    Think about your own data. What information would you need to provide in order to comprehensively describe it? Is there a controlled vocabulary for your research area that provides information about the preferred terms and definitions for your data?

  • Version control

    Version control is a system of naming files that makes it possible to recover and view earlier versions of files.

    Versioning is particularly important if you are collaborating and multiple people are working on the same file at once.

    Some file-sharing apps (e.g. Box) have automatic versioning - if you save a newer copy of a file in Box it will create a new version.

    Turn on versioning or tracking in collaborative works or storage spaces such as Wikis, or GoogleDocs.

    Files can also be versioned manually. Include a version number at the end of the file name such as v01. Change this version number each time the file is saved. For the final version, substitute the word FINAL for the version number (this is especially important if files are being shared).

    Read more information about data versioning on the ANDS website.

  • File formats

    Consider the file format and the overall storage requirements before you start your project. It can be very time-consuming, expensive or even impossible to make changes after the completion of the project.

    Ideally, the file formats are non-proprietary, open, have a documented standard, are unencrypted and uncompressed and are widely used in your discipline.

    Is it likely the file format will be obsolete in 5, 10 or 50 years? How long will the data be stored for?
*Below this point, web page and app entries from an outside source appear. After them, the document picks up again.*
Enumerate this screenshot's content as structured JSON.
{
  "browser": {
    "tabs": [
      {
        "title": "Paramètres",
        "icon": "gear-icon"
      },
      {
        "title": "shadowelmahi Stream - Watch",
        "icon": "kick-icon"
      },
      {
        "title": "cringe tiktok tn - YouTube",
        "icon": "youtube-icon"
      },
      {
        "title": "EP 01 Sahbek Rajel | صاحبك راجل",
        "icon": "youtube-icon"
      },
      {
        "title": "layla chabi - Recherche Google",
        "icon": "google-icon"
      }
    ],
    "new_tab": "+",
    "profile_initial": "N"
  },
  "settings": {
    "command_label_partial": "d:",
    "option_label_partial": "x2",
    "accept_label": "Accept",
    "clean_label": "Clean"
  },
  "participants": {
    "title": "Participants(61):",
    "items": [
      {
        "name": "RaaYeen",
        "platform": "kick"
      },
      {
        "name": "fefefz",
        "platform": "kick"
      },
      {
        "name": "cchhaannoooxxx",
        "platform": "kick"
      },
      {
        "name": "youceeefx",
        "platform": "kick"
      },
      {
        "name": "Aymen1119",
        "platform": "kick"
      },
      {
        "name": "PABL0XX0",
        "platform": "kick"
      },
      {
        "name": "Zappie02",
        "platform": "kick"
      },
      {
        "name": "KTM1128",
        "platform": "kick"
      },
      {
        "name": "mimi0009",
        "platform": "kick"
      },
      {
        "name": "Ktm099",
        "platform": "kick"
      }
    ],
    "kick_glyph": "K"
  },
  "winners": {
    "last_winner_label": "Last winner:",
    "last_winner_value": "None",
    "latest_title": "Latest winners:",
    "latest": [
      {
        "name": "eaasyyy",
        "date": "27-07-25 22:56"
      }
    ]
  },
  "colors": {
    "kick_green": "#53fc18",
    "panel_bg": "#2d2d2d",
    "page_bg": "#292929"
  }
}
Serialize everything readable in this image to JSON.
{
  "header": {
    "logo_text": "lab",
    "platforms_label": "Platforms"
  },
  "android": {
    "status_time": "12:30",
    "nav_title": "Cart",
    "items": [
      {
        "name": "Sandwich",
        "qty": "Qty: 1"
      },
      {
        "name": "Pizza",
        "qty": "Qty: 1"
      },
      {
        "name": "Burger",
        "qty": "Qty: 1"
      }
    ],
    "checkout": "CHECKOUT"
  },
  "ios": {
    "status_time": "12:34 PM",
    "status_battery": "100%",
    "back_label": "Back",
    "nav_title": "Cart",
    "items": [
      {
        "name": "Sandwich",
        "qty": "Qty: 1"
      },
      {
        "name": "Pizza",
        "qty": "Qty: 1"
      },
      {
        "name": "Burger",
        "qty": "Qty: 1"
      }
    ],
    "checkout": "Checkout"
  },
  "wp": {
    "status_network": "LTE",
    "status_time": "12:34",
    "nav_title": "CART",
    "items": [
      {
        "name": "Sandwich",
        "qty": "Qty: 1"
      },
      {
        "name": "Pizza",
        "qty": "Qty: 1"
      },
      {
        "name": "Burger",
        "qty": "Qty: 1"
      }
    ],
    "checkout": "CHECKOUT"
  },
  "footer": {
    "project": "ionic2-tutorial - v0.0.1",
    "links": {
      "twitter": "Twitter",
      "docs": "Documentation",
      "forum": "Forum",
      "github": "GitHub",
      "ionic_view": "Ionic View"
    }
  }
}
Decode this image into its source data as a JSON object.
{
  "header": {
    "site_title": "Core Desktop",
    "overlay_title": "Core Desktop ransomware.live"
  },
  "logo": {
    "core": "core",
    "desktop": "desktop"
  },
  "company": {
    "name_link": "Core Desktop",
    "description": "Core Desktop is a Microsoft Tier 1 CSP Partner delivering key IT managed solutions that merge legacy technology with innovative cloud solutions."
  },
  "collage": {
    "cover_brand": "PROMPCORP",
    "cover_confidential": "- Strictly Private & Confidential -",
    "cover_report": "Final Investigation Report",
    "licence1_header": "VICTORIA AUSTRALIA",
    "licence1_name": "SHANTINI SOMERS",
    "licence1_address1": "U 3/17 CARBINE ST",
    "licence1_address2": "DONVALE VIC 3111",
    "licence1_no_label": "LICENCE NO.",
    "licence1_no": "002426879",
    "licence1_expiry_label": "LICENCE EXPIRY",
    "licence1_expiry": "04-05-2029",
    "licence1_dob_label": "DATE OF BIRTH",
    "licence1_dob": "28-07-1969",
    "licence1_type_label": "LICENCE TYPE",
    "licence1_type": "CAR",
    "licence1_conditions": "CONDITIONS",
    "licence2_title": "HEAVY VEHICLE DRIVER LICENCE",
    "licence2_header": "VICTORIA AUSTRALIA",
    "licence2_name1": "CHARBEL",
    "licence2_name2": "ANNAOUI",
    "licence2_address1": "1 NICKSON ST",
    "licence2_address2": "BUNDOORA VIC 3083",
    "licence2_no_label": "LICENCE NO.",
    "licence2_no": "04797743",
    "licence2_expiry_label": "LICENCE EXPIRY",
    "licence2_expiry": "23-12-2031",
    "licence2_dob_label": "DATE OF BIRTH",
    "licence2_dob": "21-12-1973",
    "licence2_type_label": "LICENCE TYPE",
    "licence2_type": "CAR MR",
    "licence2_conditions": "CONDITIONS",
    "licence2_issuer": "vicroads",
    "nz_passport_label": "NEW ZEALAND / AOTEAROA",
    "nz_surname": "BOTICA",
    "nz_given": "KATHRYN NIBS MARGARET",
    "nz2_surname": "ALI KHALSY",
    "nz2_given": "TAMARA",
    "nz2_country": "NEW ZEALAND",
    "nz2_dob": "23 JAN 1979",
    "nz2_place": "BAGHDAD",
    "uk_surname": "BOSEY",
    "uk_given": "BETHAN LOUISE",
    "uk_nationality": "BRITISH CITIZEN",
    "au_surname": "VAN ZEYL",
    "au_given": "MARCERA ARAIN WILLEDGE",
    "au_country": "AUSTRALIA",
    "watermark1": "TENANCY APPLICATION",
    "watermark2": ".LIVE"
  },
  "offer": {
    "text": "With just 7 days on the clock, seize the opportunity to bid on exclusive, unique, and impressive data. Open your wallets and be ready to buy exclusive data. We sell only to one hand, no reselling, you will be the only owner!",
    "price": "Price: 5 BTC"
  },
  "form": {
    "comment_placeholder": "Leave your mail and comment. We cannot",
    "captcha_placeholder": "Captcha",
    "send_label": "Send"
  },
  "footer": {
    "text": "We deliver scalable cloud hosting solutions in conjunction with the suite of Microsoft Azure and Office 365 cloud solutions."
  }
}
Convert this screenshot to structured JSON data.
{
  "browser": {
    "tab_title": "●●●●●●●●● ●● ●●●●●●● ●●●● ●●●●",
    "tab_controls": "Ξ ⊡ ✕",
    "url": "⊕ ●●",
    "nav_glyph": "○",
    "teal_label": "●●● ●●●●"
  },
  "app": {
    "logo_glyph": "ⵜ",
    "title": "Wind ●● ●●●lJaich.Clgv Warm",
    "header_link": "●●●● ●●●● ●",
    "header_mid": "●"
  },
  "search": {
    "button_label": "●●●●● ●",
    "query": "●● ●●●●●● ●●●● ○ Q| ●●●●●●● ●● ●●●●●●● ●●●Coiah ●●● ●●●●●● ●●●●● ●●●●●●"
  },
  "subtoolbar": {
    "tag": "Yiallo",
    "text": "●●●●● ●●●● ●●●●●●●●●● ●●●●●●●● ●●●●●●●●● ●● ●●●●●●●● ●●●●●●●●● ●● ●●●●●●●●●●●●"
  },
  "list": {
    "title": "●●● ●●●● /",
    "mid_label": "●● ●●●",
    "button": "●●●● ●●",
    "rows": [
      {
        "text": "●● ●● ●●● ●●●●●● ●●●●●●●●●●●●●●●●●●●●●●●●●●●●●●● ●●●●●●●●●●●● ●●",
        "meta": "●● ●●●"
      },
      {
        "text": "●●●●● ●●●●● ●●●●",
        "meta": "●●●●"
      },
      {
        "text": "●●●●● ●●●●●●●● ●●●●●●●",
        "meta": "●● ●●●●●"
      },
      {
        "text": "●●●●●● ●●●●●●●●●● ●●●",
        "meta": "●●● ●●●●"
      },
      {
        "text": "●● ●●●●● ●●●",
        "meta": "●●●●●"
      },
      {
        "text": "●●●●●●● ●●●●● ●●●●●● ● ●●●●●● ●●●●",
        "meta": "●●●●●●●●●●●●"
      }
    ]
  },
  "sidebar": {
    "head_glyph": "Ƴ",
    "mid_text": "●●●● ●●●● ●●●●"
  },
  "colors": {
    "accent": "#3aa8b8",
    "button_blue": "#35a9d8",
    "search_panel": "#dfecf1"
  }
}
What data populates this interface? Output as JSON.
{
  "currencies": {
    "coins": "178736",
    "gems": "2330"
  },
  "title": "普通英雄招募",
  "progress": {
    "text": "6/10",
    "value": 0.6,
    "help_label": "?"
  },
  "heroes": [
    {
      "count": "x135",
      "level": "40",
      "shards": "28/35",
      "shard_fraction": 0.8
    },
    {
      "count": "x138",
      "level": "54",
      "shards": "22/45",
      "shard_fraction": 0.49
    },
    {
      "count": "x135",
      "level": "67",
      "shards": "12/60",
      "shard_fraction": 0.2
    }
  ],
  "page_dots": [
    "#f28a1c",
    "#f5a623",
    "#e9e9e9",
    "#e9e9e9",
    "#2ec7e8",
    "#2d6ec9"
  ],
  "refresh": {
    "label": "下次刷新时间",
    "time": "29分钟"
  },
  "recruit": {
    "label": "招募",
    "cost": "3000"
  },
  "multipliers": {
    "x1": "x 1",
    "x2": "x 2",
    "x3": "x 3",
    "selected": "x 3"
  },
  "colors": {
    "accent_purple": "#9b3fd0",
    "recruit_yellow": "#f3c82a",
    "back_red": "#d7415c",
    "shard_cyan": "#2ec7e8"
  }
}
    High-resolution data may require conversion to another format. Consideration must therefore be made for the long-term preservation of data taking into account the storage, display, visualisation, conversion or re-use of data.

    Common durable formats include:

    • Text documents - .TXT; .DOCX
    • Spreadsheets/tabular data - .CSV; .XLSX
    • Web pages - .HTML; .XML/.XSLT
    • Images - .PNG; .JPG; .TIFF
    • Audio files - .FLAC; .MP3; .WAV
    • Video files - .MP4; .AVI; .MPG